I am specializing in English and German translations.
I am specializing in English and German translation.
Are both sentences usable? Would the plural of the word highlighted modify the meaning of the sentence?
Translation can be countable or uncountable.
In its uncountable form (which you’ve used in the second sentence), it is the process of translating a text.
In its countable form (used in the first sentence), it is the result of the translation process – that is, it’s the text rendered in another language.
Given those two meanings, both sentences are meaningful. They have different meanings and one of them (the second one) is likely more common.
To specialize in English and German translation is to specialize in translating texts into, or from English and German. Note, it does not mean that you specialize in translating from English to German. To say that, you could try something like, “I specialize in English to German translation.”
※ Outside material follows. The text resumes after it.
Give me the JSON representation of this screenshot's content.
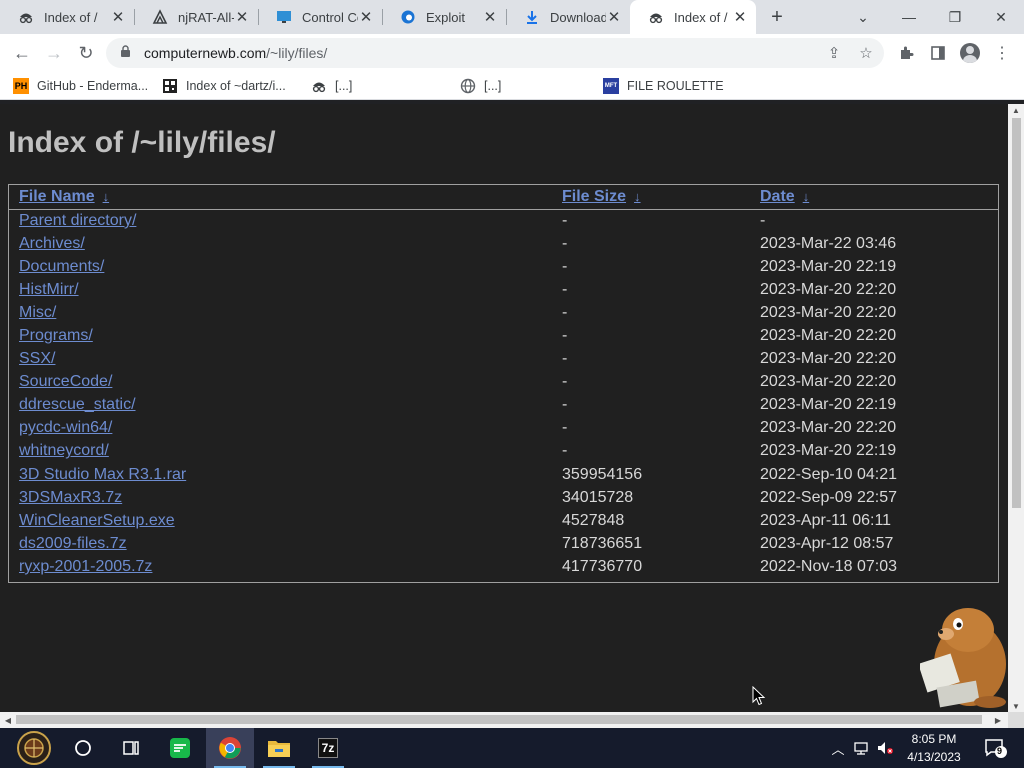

To specialize in English and German translations is to specialize in the study of texts that have been translated (by someone else) into English and German. This could be the specialization of someone who studies literature. Instead of studying literature written in English, they study the literature originally written in some other language is translated into English. I don’t know if any such people exist, but they’re probably out there somewhere.